This is a picture of our hallway bulletin board display where we set it all up. We would tape up the children's work as they handed it in. Passer's by were very interested, and parents really supported the project.
We also had a competition going between my class and the other Y5 class to see who had the most Web Quests each month. The posters hanging from the ceiling displayed the photo of the Web Walkers of the Month from each of our classes. The students' work hung around the display. The board in the middle posted what the Web Quests were. This was the internet sites that we sent home to the parents at the beginning of each month. We even had other teachers and parents of children not in our class ask us for copies so they could do it with their children! As you know you can really waste a lot of time surfing the net for safe and educational sites for your students.
The rectangle on the bottom is a key board. The posters on either side are graphs of each of our classes. The graphs were a great math extension.
I added a "Do you have a computer at home?" and "Does your child know how to use it? " questions on my "getting to know your child"question form that I handed out at the beginning of the year. Click on the link for a copy. So that parents who did not have a computer at home, but wanted to participate, didn't feel left out, we let them know that we would be going to the computer lab and that they could come before or after school and work with their child. No one opted for this in either of our classes. We also gave the assignment sheet to our computer teacher but he didn't have time to visit the sites either.
If there is an interest in this, let me know and I will post November and December Web Quests. Also check My Favorite Kid Links on our home page. Click on the link to go there. HOME Are your schools pushing you to do more computer work with your students too? Take a moment to comment!
We discovered that a webquest was a wonderful way to get parents involved and our students more computer saavy!
CONSTITUTION DAY is coming up September 17th. Click on the link for my lesson that I do with my Y5's. Centers and song are below.
Making Parchment Paper
Writing with a QUILL
Quill Pattern Pens
Constitution Autograph Scrolls
Why buy a unit?
Have you ever bought a book of lessons because it contained a few items you wanted, but had many other items that you didn’t want or never used? My units incorporate multiple subjects and are available for purchase “a la carte” allowing teachers to buy only what they need, at an affordable price. From our home page, click on a season, and the units can be found under each month. Click on the link: Home Page There are currently 43 themes!
There are plenty of lessons for you to choose something that fits your students' level. The beauty of the variety is that you have easier skill sheets for those who are struggling and more difficult ones for children who have mastered a concept.
Unit Skill Sheets…
Unit Skill Sheets are great if you need something
However you use them, I know that my Y5’s have excelled with this program. I truly believe that one reason is that units empower students to work independently and build their self-esteem to such a level that they realize they CAN do the lesson before they even start!
They are ready for workbooks in the next grade because they have practiced with a skill sheet booklet every day for "Table Top Time". For example, by March they are doing a 15 -18 page booklet that takes them about 10 minutes, and they ENJOY it! They are also doing 6-8 centers independently and transitioning with no problem.

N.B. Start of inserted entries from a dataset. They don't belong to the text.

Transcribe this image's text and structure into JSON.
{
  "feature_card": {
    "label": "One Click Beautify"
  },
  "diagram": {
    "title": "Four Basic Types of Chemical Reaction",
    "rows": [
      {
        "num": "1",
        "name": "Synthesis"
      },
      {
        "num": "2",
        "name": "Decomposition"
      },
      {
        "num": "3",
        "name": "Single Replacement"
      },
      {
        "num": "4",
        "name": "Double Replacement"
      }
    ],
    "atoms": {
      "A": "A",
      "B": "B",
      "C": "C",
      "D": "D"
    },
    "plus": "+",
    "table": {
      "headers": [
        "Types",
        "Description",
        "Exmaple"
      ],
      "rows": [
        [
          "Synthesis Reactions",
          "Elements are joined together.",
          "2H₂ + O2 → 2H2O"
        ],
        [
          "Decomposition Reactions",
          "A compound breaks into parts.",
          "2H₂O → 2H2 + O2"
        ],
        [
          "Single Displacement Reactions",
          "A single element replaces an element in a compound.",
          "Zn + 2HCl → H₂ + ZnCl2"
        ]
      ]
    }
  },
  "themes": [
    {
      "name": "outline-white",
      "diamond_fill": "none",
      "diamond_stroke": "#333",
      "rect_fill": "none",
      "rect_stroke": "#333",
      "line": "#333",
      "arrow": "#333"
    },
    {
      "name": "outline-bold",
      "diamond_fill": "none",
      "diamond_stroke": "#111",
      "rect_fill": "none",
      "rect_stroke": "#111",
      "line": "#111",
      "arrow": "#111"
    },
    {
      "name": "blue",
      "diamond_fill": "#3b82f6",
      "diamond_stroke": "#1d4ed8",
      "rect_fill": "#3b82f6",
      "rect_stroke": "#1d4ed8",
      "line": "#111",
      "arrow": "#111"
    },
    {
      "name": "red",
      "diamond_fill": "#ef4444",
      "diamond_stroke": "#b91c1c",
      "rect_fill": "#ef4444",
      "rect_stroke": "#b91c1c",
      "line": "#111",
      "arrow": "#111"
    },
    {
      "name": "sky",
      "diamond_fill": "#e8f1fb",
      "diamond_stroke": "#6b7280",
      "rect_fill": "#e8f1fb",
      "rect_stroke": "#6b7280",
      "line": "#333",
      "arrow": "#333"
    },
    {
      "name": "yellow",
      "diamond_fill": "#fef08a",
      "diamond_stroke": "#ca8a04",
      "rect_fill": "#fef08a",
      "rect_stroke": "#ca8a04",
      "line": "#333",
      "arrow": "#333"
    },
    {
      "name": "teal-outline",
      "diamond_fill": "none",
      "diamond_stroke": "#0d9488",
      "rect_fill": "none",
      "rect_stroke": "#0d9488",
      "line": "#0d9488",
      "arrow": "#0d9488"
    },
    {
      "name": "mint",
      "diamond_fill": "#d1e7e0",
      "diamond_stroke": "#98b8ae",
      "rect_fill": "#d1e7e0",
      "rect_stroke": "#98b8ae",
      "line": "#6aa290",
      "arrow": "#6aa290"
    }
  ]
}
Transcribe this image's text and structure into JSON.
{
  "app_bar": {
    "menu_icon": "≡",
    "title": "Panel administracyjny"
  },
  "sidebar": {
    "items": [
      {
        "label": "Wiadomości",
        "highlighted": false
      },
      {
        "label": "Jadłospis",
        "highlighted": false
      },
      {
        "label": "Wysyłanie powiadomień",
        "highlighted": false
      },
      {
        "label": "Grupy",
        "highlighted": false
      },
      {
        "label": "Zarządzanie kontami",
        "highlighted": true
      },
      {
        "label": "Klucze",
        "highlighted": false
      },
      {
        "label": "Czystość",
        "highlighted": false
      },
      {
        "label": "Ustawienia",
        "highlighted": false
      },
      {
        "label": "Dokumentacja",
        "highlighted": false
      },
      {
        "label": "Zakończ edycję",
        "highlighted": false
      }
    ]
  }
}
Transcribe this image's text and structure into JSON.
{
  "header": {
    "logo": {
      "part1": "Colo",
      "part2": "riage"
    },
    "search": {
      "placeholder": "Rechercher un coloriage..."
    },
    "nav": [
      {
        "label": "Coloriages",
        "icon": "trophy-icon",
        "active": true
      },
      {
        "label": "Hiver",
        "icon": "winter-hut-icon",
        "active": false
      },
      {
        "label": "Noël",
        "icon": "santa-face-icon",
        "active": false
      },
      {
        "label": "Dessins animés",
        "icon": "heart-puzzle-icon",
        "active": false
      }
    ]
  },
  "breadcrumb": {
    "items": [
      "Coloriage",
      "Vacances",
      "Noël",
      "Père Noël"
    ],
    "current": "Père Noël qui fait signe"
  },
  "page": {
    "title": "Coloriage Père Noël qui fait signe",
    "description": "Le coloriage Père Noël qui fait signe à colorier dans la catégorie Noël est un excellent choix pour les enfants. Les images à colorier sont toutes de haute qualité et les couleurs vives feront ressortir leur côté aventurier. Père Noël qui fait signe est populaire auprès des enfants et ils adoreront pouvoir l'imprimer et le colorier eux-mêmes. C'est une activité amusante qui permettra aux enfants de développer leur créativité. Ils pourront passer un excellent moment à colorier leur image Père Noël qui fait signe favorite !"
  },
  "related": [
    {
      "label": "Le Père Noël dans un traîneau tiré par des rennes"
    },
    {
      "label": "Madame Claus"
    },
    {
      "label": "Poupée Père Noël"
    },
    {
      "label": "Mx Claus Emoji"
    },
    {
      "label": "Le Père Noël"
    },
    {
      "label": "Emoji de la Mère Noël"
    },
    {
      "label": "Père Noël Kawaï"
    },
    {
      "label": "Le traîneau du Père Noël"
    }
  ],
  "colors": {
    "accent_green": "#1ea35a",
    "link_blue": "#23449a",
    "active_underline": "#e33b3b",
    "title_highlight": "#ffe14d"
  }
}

My life is made easier because I’m not constantly planning the next day’s centers and I can incorporate art with confidence because I know that it is standards based, and best of all my students are learning and having FUN at the same time.
Read the article, "How to Get Students to Follow Directions" and see how to further empower your students through my "following direction icons" They really work! Your life will be so much easier, AND your discipline problems fewer!